Activity
Reproduce, with no edits, the line that contains "What's the underlying" and all the lines that follow it, ending with the last line of the records.

Information shown
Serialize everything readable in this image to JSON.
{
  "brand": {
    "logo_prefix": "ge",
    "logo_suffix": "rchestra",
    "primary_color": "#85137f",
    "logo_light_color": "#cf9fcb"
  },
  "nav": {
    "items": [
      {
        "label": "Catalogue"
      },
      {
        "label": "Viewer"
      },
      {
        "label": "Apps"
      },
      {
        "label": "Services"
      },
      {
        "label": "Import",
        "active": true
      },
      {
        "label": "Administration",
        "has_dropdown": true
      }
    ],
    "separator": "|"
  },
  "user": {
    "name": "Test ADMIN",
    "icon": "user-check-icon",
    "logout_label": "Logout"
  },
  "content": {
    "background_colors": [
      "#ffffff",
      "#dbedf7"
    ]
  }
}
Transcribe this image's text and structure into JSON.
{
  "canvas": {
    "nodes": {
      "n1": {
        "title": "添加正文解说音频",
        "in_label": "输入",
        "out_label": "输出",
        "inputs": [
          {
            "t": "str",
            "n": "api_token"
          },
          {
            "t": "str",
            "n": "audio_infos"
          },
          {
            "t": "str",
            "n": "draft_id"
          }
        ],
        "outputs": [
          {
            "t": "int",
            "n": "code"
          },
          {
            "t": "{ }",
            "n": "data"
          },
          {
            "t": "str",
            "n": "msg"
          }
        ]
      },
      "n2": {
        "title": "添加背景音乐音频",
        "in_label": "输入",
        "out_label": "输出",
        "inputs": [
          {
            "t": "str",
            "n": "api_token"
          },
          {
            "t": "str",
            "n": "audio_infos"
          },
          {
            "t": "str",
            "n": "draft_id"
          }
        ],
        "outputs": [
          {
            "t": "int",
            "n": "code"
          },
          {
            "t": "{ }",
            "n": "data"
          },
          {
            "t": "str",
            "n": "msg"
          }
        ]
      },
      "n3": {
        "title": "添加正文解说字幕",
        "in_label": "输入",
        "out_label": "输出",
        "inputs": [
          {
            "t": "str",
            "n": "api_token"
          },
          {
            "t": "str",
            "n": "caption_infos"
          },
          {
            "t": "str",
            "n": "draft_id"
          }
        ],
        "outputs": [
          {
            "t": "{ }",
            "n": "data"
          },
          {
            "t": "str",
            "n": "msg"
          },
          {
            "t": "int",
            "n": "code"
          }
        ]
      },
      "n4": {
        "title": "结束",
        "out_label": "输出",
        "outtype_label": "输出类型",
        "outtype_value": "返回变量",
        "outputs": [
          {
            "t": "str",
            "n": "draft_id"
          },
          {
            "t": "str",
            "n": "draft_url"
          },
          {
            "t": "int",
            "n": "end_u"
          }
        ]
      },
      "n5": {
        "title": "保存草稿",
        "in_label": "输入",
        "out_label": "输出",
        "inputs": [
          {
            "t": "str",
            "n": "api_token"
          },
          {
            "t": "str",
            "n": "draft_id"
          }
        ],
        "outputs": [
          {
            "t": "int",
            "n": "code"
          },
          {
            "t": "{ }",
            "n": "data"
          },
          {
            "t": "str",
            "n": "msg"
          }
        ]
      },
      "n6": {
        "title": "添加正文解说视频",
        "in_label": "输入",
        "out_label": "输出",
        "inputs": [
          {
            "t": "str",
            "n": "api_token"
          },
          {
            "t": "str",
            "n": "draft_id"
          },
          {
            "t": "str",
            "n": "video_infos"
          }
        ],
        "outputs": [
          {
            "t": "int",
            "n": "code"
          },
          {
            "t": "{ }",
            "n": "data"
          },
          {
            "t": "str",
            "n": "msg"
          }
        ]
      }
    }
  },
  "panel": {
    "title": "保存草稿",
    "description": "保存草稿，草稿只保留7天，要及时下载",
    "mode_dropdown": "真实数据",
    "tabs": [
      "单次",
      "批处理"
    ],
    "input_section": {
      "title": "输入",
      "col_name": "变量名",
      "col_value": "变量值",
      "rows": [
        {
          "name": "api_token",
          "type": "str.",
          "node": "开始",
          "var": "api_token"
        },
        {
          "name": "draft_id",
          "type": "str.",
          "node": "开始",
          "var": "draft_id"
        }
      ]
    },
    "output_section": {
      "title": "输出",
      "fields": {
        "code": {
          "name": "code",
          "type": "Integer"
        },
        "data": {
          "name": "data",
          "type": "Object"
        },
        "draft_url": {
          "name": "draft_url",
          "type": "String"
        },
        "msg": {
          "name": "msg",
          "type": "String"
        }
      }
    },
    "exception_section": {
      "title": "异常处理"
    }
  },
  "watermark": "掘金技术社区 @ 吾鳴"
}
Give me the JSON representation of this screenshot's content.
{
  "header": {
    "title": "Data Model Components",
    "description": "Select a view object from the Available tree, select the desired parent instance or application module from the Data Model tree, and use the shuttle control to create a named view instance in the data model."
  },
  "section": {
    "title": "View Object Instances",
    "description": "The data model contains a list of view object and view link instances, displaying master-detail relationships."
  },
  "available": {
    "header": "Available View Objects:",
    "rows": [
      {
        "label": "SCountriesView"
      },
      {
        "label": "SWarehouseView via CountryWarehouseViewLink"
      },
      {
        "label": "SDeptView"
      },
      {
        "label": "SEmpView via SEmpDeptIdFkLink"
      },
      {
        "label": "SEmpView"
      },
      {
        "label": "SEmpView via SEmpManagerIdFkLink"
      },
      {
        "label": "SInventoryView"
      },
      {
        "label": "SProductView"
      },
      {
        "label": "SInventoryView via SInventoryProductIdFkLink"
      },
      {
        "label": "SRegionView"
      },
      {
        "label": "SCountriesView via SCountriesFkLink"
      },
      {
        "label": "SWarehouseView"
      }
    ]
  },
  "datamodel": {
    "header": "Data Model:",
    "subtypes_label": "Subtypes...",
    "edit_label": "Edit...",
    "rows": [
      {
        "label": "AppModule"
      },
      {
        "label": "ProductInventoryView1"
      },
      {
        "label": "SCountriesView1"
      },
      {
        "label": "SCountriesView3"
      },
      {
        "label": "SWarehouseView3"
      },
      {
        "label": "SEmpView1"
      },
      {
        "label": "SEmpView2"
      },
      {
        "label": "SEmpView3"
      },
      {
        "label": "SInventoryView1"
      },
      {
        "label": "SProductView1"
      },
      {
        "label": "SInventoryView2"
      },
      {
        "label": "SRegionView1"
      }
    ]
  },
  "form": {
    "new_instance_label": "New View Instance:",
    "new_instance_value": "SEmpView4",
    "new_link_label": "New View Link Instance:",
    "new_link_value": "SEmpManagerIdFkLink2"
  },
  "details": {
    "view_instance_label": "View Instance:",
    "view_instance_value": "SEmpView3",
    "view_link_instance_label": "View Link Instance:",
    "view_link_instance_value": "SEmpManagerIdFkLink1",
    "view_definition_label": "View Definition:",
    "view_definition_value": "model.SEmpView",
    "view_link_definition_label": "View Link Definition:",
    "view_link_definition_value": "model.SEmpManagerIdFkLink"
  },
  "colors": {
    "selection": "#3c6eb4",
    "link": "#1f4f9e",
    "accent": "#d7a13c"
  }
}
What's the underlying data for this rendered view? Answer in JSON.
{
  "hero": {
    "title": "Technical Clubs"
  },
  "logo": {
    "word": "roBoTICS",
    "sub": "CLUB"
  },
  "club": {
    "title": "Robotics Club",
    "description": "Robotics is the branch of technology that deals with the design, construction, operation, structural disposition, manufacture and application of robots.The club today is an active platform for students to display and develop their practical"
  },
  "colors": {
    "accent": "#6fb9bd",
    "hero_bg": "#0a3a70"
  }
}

Exercise output
What's the underlying data for this rendered view? Answer in JSON.
{
  "hero": {
    "title": "Technical Clubs"
  },
  "logo": {
    "word": "roBoTICS",
    "sub": "CLUB"
  },
  "club": {
    "title": "Robotics Club",
    "description": "Robotics is the branch of technology that deals with the design, construction, operation, structural disposition, manufacture and application of robots.The club today is an active platform for students to display and develop their practical"
  },
  "colors": {
    "accent": "#6fb9bd",
    "hero_bg": "#0a3a70"
  }
}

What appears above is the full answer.